Our design team quickly conjured up/searched several pictures and put them on the wall. We should see them every day. Be reminded every day.
Illustrations like that hung on the wall.
At the end of the sprint we evaluated. The result was ... modest. We still couldn't remember the sprint goals. We had to find another solution. We did and since then we have a new ritual during sprint planning.
Bring the pens
At the end of the planning, before we get to work, we get a stack of post-it notes. Big ones, of course, otherwise you won't get anything on them. We all grab a pen and start drawing. We take a closer look at one target after the other and then have 30 seconds to capture it on paper.
When the timer runs out, we collect them and go on to the next goal. Until there are no more left. Every two weeks this leads to a sight like this:
As we said: We're not artistic talents.
Then it's time to vote. Everyone gets a few red dots and chooses their favourite drawing for each goal. Not their own. But that should be clear. Of course this leads to some amusing conversations and laughter. But that shouldn't surprise anyone when it comes to our works of art.
But why do we do that? Why do we embarrass ourselves twice a month with our non-existent drawing skills? Simple: We humans remember things better when we draw them. Even better than when we write them down by hand.
Several studies have already confirmed this. This one and this one for example. The reason why is not completely clear yet, but the researchers in this field have a theory: When we draw something, not only one area of our brain is stimulated, that for language, but also the ones for vision and motor skills.

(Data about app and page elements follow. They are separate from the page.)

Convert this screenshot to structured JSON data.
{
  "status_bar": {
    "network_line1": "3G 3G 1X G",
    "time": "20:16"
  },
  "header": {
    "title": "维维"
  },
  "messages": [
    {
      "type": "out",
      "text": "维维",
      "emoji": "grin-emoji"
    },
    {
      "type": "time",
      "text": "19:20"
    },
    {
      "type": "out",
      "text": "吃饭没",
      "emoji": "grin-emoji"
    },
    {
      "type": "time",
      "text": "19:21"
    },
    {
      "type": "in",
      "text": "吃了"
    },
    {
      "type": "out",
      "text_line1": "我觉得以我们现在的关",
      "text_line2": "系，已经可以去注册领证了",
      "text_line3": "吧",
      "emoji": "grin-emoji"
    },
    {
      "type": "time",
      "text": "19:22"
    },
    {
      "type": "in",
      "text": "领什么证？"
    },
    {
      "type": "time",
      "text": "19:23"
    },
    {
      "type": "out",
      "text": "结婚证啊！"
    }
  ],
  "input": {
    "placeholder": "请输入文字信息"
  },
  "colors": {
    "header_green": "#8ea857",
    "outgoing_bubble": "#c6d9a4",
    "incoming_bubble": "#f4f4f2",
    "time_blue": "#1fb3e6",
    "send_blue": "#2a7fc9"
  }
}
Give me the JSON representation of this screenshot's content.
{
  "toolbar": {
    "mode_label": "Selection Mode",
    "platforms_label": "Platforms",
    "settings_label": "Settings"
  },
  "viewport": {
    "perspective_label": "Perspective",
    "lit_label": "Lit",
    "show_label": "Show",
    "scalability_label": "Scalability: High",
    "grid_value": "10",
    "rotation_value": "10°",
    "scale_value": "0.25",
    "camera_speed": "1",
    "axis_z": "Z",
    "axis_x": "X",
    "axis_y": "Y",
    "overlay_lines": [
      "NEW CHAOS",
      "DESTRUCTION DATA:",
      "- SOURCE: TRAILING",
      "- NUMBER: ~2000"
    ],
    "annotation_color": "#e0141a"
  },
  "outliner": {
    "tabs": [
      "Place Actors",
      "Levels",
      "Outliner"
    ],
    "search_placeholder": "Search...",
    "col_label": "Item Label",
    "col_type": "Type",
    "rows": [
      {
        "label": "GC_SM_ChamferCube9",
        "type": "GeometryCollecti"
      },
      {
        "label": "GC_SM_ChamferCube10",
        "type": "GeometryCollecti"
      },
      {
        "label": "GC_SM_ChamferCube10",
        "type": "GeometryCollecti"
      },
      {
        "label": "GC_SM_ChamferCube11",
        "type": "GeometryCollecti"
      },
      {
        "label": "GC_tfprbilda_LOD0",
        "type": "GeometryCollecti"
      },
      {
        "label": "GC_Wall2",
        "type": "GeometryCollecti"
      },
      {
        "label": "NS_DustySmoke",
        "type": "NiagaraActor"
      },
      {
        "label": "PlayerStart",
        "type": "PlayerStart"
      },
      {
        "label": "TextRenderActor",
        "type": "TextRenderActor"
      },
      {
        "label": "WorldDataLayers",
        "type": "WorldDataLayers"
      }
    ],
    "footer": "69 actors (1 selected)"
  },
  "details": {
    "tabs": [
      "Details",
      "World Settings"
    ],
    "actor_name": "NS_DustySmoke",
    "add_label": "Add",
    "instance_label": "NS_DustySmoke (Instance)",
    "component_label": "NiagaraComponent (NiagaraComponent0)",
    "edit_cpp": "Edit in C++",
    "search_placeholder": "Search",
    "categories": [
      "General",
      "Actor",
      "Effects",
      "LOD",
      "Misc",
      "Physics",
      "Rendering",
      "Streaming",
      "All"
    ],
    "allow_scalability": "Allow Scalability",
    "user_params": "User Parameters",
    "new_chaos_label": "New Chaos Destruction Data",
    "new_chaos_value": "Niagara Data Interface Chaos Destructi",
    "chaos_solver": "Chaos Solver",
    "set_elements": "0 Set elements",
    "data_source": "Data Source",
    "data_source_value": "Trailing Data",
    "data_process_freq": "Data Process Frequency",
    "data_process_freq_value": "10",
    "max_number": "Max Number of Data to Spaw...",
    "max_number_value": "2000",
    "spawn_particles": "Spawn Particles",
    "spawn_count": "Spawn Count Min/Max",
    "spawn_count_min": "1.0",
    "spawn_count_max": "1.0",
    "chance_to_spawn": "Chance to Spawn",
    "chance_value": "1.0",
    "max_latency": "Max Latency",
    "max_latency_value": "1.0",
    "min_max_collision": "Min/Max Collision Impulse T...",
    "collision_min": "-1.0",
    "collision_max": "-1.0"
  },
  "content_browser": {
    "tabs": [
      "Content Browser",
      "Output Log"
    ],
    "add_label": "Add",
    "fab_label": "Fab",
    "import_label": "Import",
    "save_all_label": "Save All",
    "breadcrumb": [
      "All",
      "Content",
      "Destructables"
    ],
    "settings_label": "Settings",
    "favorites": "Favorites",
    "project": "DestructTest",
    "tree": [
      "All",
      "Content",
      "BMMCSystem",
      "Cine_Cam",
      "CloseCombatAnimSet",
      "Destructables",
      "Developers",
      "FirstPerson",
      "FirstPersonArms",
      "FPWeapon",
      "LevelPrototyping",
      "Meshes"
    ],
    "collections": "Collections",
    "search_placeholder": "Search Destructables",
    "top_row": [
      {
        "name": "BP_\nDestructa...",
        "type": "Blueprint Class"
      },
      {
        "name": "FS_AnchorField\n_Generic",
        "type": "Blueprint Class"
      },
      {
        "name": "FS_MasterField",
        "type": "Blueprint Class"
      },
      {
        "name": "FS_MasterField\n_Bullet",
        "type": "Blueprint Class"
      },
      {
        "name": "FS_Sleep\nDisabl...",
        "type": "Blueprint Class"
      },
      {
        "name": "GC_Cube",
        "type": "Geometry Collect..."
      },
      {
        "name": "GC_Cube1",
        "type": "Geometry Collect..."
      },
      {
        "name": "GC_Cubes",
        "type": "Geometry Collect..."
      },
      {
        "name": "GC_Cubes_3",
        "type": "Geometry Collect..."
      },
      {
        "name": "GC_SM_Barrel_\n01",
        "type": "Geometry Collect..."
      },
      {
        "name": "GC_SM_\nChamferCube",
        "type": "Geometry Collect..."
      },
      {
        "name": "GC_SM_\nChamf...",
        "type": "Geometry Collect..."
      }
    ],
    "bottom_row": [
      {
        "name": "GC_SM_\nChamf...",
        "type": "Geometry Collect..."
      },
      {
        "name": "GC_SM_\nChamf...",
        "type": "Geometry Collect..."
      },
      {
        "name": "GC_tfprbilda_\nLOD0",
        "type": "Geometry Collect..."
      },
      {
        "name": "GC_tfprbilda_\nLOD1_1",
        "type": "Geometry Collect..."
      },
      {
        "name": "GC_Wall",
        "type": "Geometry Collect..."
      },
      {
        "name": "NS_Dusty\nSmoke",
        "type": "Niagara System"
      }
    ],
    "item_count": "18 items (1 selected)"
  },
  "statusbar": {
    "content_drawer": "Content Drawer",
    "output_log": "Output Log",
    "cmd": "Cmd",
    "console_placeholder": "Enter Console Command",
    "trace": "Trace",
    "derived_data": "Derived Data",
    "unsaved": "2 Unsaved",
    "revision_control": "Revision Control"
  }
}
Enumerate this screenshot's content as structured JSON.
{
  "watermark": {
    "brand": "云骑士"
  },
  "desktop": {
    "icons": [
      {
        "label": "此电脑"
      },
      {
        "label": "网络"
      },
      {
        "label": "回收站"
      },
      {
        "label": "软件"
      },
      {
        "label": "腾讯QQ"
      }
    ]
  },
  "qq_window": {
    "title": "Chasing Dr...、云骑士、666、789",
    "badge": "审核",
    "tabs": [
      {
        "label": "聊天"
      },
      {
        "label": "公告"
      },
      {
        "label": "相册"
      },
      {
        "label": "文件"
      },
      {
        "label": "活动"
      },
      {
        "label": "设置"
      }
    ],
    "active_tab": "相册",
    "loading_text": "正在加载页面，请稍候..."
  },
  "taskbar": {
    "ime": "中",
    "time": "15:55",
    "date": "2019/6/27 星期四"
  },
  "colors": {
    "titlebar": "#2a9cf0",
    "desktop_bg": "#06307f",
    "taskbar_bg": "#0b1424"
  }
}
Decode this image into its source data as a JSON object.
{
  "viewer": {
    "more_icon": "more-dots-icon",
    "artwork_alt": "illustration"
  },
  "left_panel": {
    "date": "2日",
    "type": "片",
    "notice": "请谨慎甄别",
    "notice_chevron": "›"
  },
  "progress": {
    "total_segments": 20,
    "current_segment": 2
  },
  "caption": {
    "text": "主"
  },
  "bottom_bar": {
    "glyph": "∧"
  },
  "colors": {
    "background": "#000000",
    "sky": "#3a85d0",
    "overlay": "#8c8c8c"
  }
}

In addition, if we want to draw a concept, we actually have to deal with it. That's why the method works just as well for a banana as it does for complex technical topics.
But does it work?
This question remains open, of course. Do we remember our goals better than before? The honest answer: Yes. Maybe it has something to do with drawing. Maybe with the fact that we all have to think about the drawings.
But maybe it's also because the drawings are now hanging in the kitchen and we regularly have to talk about what exactly which drawing represents again. And yes, that also applies to the creations of the design team. But they usually have more than 30 seconds.
In the kitchen, the targets are hanging out, clearly visible to everyone.
But the only important thing for us is that it works. We keep an eye on our sprint goals and work together towards the next milestones.
Can we help you keep an eye on your goals?